### SUPPLIED INFORMATION
-------------------------
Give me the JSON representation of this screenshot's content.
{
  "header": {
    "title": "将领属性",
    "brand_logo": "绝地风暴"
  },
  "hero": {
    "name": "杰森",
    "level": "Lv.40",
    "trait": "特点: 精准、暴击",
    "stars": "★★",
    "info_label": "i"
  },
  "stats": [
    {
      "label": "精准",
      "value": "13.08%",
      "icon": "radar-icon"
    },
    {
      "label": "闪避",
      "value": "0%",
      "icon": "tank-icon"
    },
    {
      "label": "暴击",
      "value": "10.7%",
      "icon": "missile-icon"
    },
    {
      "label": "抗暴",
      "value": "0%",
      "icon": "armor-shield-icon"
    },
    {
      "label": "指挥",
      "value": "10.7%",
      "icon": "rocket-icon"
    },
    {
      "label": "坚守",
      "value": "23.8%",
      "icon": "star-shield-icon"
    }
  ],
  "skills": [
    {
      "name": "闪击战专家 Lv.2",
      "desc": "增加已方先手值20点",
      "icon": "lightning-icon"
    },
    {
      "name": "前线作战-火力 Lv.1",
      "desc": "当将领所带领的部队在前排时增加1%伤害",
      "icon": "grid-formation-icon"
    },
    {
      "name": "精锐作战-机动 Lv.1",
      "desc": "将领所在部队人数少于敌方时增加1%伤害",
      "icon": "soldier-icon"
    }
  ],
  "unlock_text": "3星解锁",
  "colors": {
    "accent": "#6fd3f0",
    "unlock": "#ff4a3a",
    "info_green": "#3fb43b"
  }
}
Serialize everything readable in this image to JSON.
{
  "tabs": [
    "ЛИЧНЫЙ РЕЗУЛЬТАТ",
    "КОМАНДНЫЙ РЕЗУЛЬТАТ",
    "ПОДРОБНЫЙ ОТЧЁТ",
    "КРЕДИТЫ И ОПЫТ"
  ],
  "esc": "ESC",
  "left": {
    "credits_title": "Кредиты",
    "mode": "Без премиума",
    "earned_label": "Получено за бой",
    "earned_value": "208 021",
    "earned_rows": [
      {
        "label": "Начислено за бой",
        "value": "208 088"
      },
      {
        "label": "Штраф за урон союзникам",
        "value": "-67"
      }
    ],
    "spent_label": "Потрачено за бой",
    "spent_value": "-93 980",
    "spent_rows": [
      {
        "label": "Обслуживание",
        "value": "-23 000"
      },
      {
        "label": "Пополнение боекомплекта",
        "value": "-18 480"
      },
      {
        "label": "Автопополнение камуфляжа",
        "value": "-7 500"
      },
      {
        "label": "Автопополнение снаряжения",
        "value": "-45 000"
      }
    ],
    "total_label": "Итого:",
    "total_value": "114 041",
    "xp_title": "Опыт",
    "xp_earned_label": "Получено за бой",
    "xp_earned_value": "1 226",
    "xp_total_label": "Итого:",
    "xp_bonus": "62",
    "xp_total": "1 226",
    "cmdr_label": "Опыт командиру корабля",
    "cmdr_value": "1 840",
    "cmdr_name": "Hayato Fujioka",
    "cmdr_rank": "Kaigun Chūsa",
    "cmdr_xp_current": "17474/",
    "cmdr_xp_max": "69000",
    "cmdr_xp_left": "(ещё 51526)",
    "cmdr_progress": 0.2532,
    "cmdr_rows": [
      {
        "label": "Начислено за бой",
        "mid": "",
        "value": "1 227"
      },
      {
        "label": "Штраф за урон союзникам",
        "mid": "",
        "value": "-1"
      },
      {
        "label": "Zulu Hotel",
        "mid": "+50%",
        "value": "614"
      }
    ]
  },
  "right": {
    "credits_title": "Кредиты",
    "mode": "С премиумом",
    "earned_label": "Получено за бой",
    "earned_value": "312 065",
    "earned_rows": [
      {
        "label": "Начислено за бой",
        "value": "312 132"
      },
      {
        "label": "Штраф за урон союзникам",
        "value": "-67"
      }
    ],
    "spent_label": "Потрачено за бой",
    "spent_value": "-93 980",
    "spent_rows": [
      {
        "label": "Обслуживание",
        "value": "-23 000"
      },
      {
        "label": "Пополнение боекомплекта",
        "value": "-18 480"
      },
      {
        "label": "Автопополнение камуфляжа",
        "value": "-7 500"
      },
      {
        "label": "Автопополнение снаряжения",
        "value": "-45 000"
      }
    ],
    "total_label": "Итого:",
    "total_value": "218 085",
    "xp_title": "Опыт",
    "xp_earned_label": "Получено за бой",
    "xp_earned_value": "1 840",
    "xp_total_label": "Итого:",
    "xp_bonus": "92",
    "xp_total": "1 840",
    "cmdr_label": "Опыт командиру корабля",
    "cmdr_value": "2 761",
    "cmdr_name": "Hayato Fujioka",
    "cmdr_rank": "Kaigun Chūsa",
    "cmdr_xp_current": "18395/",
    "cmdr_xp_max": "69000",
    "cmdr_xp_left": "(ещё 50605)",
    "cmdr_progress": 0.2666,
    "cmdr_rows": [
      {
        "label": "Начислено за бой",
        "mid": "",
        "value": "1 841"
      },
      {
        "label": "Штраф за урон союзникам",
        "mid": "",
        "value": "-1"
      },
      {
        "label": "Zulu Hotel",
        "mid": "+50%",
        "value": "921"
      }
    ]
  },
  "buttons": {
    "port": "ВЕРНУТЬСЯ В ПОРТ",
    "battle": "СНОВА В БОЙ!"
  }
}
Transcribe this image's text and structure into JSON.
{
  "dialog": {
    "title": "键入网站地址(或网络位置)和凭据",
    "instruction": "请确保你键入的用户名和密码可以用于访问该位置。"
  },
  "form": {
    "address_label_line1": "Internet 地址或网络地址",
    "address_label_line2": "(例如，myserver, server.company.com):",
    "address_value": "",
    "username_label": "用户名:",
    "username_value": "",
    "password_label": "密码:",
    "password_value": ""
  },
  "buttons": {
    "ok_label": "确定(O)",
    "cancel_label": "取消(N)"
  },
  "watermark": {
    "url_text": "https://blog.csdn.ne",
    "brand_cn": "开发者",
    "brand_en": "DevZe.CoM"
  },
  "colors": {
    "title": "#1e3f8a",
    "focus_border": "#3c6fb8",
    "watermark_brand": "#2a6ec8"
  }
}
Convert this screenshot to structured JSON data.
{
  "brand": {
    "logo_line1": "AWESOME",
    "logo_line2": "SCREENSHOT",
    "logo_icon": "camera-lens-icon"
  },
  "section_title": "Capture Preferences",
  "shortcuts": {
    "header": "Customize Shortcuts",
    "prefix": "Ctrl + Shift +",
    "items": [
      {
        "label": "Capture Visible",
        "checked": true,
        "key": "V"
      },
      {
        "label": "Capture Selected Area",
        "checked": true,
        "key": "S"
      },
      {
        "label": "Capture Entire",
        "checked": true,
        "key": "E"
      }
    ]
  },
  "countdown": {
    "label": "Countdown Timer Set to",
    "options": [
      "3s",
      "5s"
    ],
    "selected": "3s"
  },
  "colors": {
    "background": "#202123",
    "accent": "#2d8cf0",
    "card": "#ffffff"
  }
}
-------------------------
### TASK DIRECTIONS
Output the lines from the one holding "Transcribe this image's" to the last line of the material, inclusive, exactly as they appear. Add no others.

### SOLUTION
Transcribe this image's text and structure into JSON.
{
  "dialog": {
    "title": "键入网站地址(或网络位置)和凭据",
    "instruction": "请确保你键入的用户名和密码可以用于访问该位置。"
  },
  "form": {
    "address_label_line1": "Internet 地址或网络地址",
    "address_label_line2": "(例如，myserver, server.company.com):",
    "address_value": "",
    "username_label": "用户名:",
    "username_value": "",
    "password_label": "密码:",
    "password_value": ""
  },
  "buttons": {
    "ok_label": "确定(O)",
    "cancel_label": "取消(N)"
  },
  "watermark": {
    "url_text": "https://blog.csdn.ne",
    "brand_cn": "开发者",
    "brand_en": "DevZe.CoM"
  },
  "colors": {
    "title": "#1e3f8a",
    "focus_border": "#3c6fb8",
    "watermark_brand": "#2a6ec8"
  }
}
Convert this screenshot to structured JSON data.
{
  "brand": {
    "logo_line1": "AWESOME",
    "logo_line2": "SCREENSHOT",
    "logo_icon": "camera-lens-icon"
  },
  "section_title": "Capture Preferences",
  "shortcuts": {
    "header": "Customize Shortcuts",
    "prefix": "Ctrl + Shift +",
    "items": [
      {
        "label": "Capture Visible",
        "checked": true,
        "key": "V"
      },
      {
        "label": "Capture Selected Area",
        "checked": true,
        "key": "S"
      },
      {
        "label": "Capture Entire",
        "checked": true,
        "key": "E"
      }
    ]
  },
  "countdown": {
    "label": "Countdown Timer Set to",
    "options": [
      "3s",
      "5s"
    ],
    "selected": "3s"
  },
  "colors": {
    "background": "#202123",
    "accent": "#2d8cf0",
    "card": "#ffffff"
  }
}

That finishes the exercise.